Exercise details: Where does the string "横向受力筋" appear in the material? Copy each line that holds it.

Data provided:
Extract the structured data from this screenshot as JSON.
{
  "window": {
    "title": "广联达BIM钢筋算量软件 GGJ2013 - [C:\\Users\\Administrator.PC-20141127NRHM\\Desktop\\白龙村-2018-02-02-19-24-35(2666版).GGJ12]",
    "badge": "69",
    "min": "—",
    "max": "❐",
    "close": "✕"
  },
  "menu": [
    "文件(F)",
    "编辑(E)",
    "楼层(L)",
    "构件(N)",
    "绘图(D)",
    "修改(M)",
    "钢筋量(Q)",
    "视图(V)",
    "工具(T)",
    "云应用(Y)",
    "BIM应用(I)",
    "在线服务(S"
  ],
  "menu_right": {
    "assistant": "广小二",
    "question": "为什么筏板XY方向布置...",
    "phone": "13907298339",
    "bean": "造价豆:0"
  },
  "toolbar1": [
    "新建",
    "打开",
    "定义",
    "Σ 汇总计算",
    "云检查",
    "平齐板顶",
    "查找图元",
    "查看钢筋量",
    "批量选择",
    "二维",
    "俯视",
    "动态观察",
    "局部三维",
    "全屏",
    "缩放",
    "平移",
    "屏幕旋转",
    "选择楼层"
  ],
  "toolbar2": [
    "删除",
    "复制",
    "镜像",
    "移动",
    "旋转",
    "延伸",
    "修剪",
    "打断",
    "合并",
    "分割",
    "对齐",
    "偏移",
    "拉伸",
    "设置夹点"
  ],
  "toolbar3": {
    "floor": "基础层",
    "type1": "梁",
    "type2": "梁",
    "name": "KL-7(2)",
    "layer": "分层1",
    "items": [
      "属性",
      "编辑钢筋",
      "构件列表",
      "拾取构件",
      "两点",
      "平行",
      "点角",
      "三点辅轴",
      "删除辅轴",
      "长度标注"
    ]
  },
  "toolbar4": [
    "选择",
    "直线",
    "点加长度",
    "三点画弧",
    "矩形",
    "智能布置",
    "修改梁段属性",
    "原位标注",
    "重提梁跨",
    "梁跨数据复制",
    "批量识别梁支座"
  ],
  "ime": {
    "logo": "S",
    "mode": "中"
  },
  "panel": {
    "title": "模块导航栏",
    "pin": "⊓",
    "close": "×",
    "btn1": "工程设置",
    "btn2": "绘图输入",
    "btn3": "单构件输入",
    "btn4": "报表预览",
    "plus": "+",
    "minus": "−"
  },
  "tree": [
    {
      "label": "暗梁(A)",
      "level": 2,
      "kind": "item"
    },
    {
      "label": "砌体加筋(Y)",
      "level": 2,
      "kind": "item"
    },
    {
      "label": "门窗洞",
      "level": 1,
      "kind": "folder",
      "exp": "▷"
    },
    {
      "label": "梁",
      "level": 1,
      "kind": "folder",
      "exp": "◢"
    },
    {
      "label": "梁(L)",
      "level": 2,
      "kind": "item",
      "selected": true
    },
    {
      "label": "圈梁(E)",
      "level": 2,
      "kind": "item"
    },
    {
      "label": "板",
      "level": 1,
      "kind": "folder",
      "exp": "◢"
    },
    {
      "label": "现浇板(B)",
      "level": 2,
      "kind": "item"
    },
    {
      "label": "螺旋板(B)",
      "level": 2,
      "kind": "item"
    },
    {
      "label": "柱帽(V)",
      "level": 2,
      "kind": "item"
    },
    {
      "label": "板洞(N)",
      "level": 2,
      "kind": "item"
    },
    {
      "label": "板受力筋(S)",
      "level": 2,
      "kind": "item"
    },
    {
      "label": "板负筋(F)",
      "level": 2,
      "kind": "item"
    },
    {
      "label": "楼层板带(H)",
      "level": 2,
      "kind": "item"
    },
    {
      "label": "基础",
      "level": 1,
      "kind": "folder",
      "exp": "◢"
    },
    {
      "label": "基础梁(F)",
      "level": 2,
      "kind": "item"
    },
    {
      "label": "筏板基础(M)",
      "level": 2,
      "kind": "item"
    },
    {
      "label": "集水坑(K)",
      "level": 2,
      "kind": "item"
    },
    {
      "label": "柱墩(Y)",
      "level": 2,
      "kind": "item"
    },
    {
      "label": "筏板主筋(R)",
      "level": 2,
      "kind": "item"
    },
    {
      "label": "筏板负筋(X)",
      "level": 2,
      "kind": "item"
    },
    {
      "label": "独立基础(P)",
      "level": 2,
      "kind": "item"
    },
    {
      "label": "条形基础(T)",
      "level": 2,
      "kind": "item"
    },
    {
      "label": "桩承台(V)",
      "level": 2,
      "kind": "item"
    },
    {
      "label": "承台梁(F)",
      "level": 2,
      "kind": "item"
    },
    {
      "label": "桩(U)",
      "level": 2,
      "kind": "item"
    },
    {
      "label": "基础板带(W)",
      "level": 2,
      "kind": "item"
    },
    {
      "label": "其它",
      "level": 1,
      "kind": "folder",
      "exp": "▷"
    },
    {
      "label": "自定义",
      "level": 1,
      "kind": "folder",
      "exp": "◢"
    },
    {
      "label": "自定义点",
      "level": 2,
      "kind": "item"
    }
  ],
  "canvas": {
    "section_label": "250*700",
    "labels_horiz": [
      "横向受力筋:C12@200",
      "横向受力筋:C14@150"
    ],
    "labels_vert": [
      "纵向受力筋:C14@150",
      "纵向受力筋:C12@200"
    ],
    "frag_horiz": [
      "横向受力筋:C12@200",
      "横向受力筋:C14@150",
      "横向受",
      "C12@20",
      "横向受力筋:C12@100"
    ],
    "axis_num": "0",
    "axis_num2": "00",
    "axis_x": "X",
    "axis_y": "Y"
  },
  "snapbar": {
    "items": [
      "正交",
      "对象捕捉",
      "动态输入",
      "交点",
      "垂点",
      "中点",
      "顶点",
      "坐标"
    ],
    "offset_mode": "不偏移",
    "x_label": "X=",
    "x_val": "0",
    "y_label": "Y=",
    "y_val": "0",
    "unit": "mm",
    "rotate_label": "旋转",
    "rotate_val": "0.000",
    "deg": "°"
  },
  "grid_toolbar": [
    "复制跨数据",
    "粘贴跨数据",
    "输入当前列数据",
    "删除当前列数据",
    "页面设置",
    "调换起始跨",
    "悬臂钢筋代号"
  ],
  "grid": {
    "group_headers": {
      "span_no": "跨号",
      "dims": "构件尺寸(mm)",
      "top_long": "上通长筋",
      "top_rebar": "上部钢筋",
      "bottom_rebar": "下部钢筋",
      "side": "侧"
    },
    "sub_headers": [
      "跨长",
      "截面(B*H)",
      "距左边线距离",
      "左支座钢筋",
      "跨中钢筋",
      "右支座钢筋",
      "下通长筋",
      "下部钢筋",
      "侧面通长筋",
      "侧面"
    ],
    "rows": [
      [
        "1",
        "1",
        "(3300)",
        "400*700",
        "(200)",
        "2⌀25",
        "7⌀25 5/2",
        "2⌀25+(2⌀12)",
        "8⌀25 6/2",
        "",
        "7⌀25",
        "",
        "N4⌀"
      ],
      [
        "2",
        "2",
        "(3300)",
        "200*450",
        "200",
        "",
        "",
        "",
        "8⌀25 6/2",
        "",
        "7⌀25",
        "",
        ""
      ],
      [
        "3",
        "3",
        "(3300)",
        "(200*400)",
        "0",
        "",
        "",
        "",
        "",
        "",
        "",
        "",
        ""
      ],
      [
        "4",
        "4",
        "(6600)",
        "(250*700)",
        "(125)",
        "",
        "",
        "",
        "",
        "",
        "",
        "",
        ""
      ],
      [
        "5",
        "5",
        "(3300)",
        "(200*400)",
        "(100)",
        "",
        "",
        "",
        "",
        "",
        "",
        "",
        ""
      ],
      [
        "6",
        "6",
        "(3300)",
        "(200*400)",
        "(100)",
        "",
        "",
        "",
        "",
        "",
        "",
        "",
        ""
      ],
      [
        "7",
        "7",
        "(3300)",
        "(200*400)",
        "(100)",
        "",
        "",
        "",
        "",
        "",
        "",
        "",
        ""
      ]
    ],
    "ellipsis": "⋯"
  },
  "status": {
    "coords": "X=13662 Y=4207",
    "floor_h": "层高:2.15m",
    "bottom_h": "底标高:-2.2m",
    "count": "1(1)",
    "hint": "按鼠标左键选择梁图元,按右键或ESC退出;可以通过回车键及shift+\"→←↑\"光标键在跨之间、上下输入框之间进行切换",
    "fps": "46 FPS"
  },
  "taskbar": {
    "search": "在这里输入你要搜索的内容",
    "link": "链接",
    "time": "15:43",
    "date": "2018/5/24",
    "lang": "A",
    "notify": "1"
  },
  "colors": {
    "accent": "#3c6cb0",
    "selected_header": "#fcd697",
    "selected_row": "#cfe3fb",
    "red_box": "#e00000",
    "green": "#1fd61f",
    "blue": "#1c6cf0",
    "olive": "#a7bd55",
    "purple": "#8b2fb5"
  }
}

Answer section:
      "横向受力筋:C12@200",
      "横向受力筋:C14@150"
      "横向受力筋:C12@200",
      "横向受力筋:C14@150",
      "横向受力筋:C12@100"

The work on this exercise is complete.